For decades, philanthropists have sought to reverse the damage from redlining, a discriminatory practice that cut off investment in entire neighborhoods based on race, and hollowed out the core of many U.S. cities. Redlining has long been banned, and Congress has passed laws to encourage investment in underserved communities, but would-be investors still face a major obstacle: even when they can amass large sums of money to invest, they lack a mechanism for putting the funds to work where they are most needed.
Enter Robin Hacke, Senior Fellow at the Kresge Foundation and David Wood of Harvard’s Initiative for Responsible Investment.
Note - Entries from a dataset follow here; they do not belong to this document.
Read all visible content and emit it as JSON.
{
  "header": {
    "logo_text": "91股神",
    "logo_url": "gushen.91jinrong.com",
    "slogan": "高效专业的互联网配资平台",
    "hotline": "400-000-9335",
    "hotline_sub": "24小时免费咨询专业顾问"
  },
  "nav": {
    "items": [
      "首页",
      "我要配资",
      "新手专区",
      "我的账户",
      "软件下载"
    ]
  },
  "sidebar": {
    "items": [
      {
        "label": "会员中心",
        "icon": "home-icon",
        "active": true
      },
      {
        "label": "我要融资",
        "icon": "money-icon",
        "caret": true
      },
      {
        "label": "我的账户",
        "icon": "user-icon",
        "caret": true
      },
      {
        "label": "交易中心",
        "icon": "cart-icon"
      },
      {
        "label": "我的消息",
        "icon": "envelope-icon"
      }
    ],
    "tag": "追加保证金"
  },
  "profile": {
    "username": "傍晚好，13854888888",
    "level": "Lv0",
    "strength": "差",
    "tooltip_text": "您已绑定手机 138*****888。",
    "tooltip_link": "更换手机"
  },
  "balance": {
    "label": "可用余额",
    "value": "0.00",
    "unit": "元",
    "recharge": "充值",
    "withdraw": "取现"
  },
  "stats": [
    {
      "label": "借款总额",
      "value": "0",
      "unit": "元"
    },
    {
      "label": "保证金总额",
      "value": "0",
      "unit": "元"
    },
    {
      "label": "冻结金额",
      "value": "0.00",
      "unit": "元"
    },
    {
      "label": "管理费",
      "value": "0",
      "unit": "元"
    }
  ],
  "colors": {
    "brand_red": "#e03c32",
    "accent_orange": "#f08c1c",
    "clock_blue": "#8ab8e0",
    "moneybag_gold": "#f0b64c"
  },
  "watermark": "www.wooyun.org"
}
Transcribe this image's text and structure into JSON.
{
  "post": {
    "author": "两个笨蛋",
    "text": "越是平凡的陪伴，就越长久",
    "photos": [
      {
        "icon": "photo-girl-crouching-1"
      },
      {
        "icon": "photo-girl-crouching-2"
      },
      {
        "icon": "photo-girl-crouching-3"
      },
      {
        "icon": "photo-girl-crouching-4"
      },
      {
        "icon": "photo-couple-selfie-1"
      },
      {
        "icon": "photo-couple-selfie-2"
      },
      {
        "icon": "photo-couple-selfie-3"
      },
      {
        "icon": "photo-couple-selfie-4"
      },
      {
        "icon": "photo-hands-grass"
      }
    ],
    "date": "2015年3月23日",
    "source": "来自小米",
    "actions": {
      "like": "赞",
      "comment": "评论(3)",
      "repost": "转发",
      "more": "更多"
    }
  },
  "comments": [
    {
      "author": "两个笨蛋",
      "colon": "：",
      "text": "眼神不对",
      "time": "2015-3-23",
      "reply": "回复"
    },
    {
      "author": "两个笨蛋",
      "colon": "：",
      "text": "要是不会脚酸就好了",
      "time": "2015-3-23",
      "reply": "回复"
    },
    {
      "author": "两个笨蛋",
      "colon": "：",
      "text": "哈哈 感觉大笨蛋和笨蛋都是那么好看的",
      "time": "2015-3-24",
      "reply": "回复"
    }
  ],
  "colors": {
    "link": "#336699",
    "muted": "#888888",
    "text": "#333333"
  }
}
For the past few years, they have been working to understand and improve what they call the “capital absorption capacity of places,” a community’s ability to harness investment to address local priorities (click here to read their working paper on the subject). In a recent panel discussion at the Lincoln Institute of Land Policy, they described pilot projects in Los Angeles, the San Francisco Bay Area, and Denver to make communities more investable. They were joined by Christopher Goett of the California Community Foundation, who oversees the work in Los Angeles.
Whether the goal is economic development, affordable housing, environmental sustainability, or healthier places, investing meaningfully in communities requires a mix of public, philanthropic, and for-profit investment. But many communities lack the environment and the institutions that can help channel funding to the right places, Hacke said.
“In ecosystem terms, if you’re looking at the forest and there’s a critter missing, it might be that there’s nothing for it to eat, or no place for it to nest,” Hacke said.
The same is true for community investment systems in cities; places that lack robust community development financial institutions or community development corporations may not have the types of supportive philanthropic and policy environments that would allow such organizations to thrive.
In the absence of robust investment systems, investors may default to the most safe, traditional projects without consideration for a community’s most urgent needs. Individuals sometimes succeed in advancing good projects, but only by navigating byzantine processes and cobbling together numerous sources of funding in ways that can’t be replicated on a large scale. It shouldn’t be that hard, and Hacke hopes to make it easier.
The project has shown some promising signs in Los Angeles, where a coalition of community organizations is working to direct transportation funding toward affordable housing near transit stations. If successful, the initiative could help tackle several of the city’s social, economic and environmental challenges at once. The goal is to align public, private and philanthropic capital, and match it up with the priorities of communities, Hacke said.
To learn more about the initiative, click here to watch a video of the discussion.